The collation of SQL Server is roughly divided into Windows collation and SQL Servers collation. When the data is installed, defaults to Sql_latin1_general_cp1_ci_ai are not set by default. When the database is created, if you do not set a collation that uses the default data, you can also set the collation for the columns in the table.
Here are just a few things to keep in mind when you have recently encountered such problems.
First Sql_latin1_general_cp1_ci_ai corresponds to 1252, while chinese_prc_ci_as corresponds to the GBK 936. If you want to save the Chinese correctly, you need to set a collation for the library or column when you are building the library, or when you build the table. The general default should be that the column follows the database, and the database obeys the default values at the time of installation.
Then I encountered the problem and the process of resolution, record, deepen the impression:
The problem I encountered is that using ETL to extract data from Oracle to SQL Server, Oracle is encoded in UTF8. The default collation for SQL Server is Sql_latin1_general_cp1_ci_ai. The library was created without paying attention to setting the collation, using the default, which causes SQL Server to use when it is not recognized. To replace the original Chinese content. Later, the problem was discovered, because modifying the default collation is cumbersome, modifying the collation of the library directly. Then OK. (Note: At the beginning of the problem has been focused on the conversion of ETL, in fact, ETL after extracting data is not garbled, the insertion is generally no problem)
SQL Server A that successfully imported the data was later backed up to another SQL Server B. Checking the default collation of SQL Server B for the target library and the collation of the database are all chinese_prc_ci_as, no matter whether you use SSIS flat files or whether the database source imports data to Sqlserverb. This column cannot be processed, such as "because multiple code pages (936 and 1252) have been specified for the column UUID". "Such a problem. Finally, the problem is anchored to the sort of column. found that the original is in the Sqlserverb column are sql_latin1_general_cp1_ci_ai. This can be caused by the initial data or ETL help generating the table, which causes the column to be sorted as Sql_latin1_general_cp1_ci_ai. Delete tables, import data from SSIS data sources to Sqlserverb, automatically create tables (note that there are times when you need to manually modify a generated table's SQL). At this point the column is sorted correctly, as long as SQL Server to SQL Server to guide the data does not error, I think should be imported is the correct Chinese. After testing, Chinese normal, I think through the ETL will certainly be normal. This is not a test.
Learn about the functions and meanings of SQL Server collation, as well as the classification, mainly Chinese and non-Chinese issues. If you select a normal collation, the corresponding text will be correct.
There are three levels of collation settings. When you install the database, create the table when the database is created (columns).
Also another question:
ETL sometimes encounters "only dates between January 1, 1753 and December, 9999 is accepted when inserting time data into SQL Server." Problem, but the target column in SQL Server is already set to DateTime2 (7). It is possible to accommodate data outside of this range, and datetime is really only allowed in this range. Therefore, the related features in ETL do not support the new version of SQL Server type.
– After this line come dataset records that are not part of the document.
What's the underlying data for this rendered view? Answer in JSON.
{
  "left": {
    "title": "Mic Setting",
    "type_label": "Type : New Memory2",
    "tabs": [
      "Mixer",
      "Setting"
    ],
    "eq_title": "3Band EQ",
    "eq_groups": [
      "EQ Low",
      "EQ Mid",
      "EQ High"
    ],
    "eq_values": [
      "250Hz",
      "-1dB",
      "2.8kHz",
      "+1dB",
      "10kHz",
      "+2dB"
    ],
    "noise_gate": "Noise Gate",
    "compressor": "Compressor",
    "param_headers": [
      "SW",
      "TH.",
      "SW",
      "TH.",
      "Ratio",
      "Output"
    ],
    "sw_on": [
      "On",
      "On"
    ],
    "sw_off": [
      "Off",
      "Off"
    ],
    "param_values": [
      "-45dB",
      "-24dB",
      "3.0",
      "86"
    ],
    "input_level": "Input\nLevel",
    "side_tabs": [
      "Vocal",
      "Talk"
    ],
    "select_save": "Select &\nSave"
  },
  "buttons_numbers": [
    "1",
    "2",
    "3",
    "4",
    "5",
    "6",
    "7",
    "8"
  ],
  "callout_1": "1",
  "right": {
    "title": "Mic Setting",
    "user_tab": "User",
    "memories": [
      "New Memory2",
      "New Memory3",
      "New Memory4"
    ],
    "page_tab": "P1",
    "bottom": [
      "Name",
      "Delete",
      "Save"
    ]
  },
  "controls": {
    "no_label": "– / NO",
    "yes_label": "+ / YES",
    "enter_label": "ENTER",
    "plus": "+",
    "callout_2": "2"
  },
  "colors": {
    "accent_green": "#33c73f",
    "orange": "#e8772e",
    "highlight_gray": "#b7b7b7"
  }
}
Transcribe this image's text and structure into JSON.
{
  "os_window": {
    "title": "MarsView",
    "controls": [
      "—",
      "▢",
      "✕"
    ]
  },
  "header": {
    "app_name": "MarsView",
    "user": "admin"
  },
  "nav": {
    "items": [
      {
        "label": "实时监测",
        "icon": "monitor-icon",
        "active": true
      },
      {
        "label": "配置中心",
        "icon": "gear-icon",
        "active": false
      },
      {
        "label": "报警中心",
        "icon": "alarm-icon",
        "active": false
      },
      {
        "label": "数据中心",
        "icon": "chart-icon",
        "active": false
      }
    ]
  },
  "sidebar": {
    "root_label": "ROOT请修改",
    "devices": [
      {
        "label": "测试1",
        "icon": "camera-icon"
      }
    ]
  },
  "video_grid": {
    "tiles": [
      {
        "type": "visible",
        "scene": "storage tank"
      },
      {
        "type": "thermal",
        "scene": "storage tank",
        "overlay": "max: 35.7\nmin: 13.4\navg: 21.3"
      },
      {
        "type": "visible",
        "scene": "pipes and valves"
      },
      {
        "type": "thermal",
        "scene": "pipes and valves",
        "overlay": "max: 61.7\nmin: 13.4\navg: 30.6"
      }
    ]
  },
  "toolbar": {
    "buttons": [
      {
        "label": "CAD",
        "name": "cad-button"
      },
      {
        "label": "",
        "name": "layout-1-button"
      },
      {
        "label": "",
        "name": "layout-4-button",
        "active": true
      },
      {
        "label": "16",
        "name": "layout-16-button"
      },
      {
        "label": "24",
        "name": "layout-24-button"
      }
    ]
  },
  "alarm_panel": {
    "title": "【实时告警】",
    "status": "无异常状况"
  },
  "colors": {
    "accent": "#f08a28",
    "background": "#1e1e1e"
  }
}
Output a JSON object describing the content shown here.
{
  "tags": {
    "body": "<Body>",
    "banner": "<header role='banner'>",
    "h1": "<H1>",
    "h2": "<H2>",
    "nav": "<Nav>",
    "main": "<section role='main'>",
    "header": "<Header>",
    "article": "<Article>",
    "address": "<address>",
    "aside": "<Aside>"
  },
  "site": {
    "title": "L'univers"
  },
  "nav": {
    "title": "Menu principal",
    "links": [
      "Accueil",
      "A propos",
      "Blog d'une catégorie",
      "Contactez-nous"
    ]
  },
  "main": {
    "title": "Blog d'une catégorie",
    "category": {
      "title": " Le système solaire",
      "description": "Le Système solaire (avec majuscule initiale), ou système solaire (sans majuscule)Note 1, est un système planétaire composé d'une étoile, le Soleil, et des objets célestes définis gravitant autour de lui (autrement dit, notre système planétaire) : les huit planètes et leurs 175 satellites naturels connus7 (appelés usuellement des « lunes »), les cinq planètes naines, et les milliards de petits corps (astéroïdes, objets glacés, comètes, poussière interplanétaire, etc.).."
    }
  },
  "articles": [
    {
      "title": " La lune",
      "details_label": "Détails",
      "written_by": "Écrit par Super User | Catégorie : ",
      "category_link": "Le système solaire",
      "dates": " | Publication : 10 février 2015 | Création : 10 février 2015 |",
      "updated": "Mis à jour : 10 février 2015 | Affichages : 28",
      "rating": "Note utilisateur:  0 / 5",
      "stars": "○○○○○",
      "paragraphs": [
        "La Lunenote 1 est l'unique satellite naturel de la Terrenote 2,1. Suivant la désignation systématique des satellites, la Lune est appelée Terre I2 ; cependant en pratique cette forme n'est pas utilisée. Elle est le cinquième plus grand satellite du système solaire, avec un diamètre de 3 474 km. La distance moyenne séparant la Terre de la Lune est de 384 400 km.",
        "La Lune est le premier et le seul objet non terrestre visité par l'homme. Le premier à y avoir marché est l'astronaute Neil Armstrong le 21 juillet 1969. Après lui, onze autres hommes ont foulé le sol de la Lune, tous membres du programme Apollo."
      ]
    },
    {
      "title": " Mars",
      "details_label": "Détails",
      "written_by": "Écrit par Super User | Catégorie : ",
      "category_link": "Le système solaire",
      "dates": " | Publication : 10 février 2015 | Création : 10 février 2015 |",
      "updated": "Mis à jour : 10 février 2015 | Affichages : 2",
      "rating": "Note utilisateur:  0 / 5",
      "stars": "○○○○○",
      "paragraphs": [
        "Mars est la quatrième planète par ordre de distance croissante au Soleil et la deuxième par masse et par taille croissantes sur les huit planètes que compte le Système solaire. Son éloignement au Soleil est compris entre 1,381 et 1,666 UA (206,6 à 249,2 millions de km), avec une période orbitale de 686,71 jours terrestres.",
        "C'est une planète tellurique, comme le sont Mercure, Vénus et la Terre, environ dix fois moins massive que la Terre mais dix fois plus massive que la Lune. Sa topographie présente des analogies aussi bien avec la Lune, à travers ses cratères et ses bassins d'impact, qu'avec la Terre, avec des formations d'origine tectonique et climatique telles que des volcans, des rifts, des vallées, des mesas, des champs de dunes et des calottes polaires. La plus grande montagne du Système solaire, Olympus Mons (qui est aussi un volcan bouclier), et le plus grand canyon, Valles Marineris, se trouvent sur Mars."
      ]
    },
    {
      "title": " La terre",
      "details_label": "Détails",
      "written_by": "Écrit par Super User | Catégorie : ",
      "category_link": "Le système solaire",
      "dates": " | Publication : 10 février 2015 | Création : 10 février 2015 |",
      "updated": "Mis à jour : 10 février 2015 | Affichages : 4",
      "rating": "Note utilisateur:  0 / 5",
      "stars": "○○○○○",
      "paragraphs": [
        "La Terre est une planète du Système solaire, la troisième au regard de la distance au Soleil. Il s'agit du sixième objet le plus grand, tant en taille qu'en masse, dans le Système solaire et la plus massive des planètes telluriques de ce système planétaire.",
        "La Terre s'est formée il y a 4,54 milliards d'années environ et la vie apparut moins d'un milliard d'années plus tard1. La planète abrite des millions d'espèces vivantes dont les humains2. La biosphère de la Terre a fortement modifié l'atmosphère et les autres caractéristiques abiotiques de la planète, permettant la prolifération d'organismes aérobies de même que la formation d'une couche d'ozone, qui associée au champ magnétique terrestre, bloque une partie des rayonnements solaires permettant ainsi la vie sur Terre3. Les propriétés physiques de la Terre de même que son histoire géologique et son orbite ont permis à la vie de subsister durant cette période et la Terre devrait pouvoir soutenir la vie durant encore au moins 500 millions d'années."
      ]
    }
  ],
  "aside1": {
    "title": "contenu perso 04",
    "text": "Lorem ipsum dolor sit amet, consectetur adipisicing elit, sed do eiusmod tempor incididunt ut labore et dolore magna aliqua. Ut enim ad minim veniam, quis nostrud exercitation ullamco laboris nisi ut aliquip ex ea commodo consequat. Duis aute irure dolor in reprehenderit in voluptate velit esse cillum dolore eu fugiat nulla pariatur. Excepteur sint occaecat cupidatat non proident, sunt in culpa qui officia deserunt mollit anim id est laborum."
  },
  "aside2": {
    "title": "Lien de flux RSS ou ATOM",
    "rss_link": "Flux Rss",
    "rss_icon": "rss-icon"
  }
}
When SQL Server inserts data into a Time field, if the source field is a varchar type, it is automatically converted, at which point the time of the source is converted to the standard time string (which SQL Server can automatically recognize), such as Oracle can use TO_CHAR ( XX, ' Yyyy-mm-dd HH24:mi:ss '). That can solve the problem. Note, however, that the type of the Target field is to use DateTime2 (7).
The following is an introduction to collations from http://blog.csdn.net/delphigbg/article/details/12744807. The original text also has the modification method to these three kinds of cases.
What is a sort rule? Collations specify rules for sorting and comparing string data based on specific language and locale criteria. SQL Server supports the storage of objects with different collations in a single database. MSDN Explanation: In Microsoft SQL Server, the physical storage of strings is controlled by collations. Collations specify the bit patterns that represent each character and the rules that are used to store and compare characters
When a Transact-SQL statement runs in a different database context that has different collation settings, its results may run differently. If possible, use a standardized collation for your organization. This eliminates the need to explicitly specify collations in each character or Unicode expression. If you must use an object that has different collation and code page settings, encode the query to consider the collation precedence rules.
A collation specifies the bit pattern that represents each character. It also specifies the rules for sorting and comparing characters. Collation features are language-sensitive, case-sensitive, accent-sensitive, kana-sensitive, and full-width-sensitive. As shown below:
Chinese_prc_ci_as first half: Refers to the Unicode character set, the chinese_prc_ pointer to the continental simplified Unicode collation, CI is not case-sensitive, as for accent sensitivity.
SQL Server collation and ETL does not support sqlserverdatetime2 issues